Organisers of the Save Our Bank campaign to keep the Co-operative Bank ethical, which is being led by the Ethical Consumer magazine (itself a cooperative, of course), last week met with the Co-op Group’s chief executive Euan Sutherland. The campaign issued its latest online newsletter last Thursday.
My own view is that, with the capital restructure and the arrival of the hedge funds, the Co-op Bank will be well outside what could legitimately be called a cooperative business so in that sense the moment to ‘save’ it has passed. But nevertheless it is clearly valuable to pressure the bank to retain an ethical approach to the banking business. We need to remember though that (even given recent media attention) its reputation as an ethical bank is currently the Co-op Bank’s USP so it is hardly in the investors’ own interests not to support it, at least with lip-service.

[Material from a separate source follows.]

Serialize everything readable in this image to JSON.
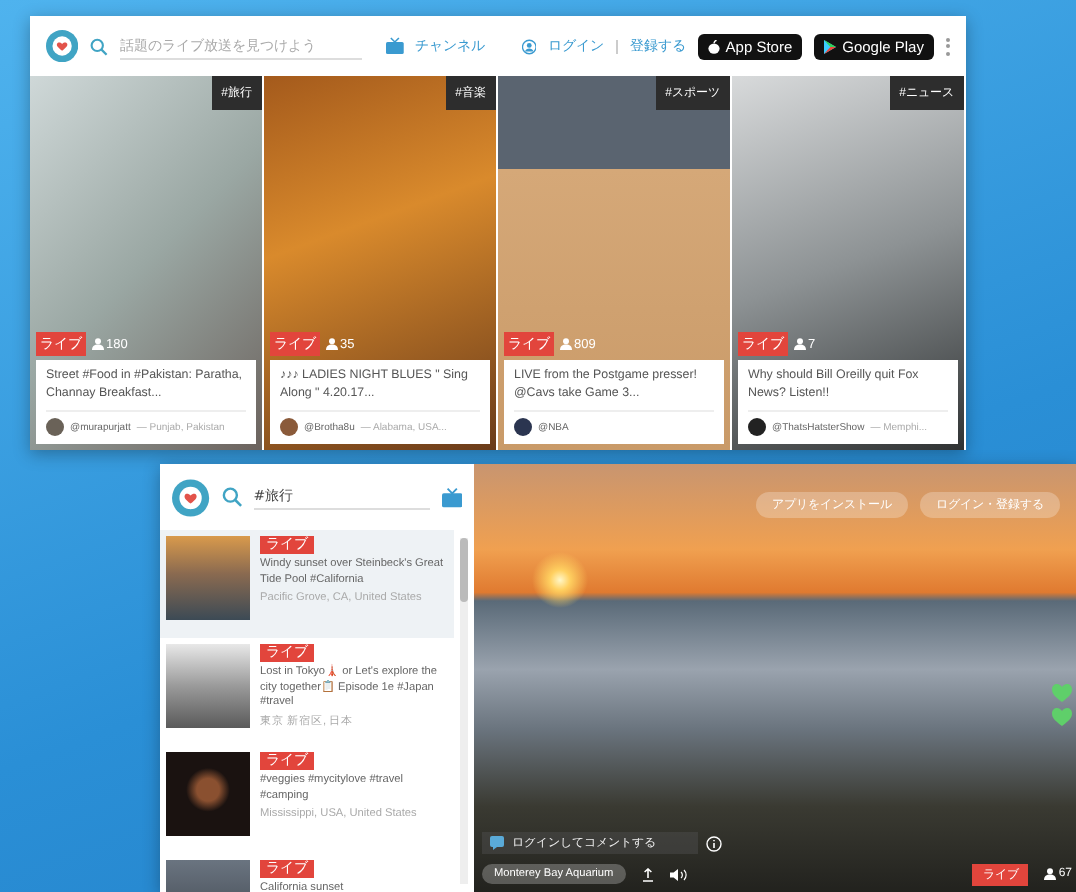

Perhaps the most interesting discussions within the Save Our Bank campaign, I think, are around the possibilities of future re-mutualisation. I would be delighted to see this, although realistically I think you have to conclude that the prospects are currently very distant. But this links directly to the issue of suitable cooperative capital instruments for cooperatives, which I have been banging on about endlessly in recent months and which I will seize this moment to mention yet again.